Dataset rows describing interfaces
■ ■ ■

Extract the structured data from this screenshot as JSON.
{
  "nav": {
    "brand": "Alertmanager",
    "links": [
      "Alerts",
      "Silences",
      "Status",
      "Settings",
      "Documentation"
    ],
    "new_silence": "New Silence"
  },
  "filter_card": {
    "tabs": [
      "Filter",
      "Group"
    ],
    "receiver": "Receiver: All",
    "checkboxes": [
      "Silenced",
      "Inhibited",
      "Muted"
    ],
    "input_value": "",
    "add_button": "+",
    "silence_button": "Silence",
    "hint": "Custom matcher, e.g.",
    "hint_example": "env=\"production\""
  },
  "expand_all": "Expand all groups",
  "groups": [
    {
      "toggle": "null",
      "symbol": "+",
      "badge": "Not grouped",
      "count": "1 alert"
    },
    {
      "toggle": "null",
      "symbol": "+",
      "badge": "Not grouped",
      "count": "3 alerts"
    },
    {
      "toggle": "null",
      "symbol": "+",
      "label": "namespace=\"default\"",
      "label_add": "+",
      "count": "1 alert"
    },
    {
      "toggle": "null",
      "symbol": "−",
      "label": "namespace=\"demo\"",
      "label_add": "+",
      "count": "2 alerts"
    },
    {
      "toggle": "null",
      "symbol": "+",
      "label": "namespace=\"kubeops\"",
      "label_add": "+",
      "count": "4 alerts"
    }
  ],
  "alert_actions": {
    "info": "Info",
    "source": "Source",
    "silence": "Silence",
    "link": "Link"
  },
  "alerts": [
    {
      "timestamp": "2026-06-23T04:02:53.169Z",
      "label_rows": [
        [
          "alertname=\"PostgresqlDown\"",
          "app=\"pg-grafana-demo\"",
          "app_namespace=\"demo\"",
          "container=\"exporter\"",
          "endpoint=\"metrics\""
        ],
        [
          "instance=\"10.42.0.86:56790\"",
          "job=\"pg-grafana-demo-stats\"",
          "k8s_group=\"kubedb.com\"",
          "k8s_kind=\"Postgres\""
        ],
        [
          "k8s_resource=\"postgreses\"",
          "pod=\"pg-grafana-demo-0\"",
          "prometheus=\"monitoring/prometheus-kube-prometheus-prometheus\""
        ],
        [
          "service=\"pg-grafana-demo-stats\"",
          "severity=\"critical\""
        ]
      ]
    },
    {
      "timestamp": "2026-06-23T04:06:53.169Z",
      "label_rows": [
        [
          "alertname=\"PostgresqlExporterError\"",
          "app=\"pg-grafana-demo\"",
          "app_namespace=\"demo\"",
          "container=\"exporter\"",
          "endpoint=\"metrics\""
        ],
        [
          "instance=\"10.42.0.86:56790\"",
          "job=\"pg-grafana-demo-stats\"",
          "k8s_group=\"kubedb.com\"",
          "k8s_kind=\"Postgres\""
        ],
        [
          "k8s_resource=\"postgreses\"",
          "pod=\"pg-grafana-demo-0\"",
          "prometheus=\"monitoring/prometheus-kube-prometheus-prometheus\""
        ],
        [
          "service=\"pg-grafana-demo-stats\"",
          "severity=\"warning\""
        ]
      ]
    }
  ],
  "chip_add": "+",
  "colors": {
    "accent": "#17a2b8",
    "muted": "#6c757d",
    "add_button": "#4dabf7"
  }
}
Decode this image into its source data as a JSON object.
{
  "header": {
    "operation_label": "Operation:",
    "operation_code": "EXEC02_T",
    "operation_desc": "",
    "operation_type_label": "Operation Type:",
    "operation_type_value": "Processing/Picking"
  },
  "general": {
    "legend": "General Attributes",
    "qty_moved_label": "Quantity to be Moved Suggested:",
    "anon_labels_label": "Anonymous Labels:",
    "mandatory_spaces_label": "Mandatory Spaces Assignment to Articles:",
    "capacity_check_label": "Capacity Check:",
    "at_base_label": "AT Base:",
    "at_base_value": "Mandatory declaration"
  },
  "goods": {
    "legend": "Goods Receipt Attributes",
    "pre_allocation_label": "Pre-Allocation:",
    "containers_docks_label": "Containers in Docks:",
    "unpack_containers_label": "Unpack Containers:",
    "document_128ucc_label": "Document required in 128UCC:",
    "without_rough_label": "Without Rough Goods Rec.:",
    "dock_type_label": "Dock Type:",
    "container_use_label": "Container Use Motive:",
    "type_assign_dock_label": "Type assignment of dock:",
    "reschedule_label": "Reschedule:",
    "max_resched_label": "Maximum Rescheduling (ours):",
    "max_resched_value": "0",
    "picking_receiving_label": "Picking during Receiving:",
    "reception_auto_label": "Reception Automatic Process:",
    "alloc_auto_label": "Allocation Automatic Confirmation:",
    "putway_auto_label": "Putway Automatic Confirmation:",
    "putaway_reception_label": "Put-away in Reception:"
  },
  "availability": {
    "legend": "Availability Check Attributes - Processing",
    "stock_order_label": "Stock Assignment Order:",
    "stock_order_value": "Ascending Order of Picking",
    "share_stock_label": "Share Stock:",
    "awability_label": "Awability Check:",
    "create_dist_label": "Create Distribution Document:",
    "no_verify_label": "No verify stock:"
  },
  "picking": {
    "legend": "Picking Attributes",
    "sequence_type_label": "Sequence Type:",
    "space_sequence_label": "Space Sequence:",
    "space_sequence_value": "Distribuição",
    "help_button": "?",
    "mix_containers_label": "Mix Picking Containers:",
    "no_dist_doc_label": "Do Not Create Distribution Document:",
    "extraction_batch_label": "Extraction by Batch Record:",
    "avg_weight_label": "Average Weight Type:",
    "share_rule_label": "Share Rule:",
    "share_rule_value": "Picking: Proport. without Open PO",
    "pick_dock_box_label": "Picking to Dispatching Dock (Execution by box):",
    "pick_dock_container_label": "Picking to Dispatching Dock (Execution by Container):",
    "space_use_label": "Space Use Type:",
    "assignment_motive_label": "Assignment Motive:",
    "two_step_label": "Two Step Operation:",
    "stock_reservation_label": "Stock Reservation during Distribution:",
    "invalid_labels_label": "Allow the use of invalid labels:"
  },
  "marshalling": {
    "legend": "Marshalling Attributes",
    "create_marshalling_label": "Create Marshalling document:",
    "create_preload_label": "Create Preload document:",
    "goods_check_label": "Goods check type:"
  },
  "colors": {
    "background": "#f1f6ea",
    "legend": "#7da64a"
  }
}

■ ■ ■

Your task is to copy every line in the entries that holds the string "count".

> [EXERCISE RESPONSE]:
      "count": "1 alert"
      "count": "3 alerts"
      "count": "1 alert"
      "count": "2 alerts"
      "count": "4 alerts"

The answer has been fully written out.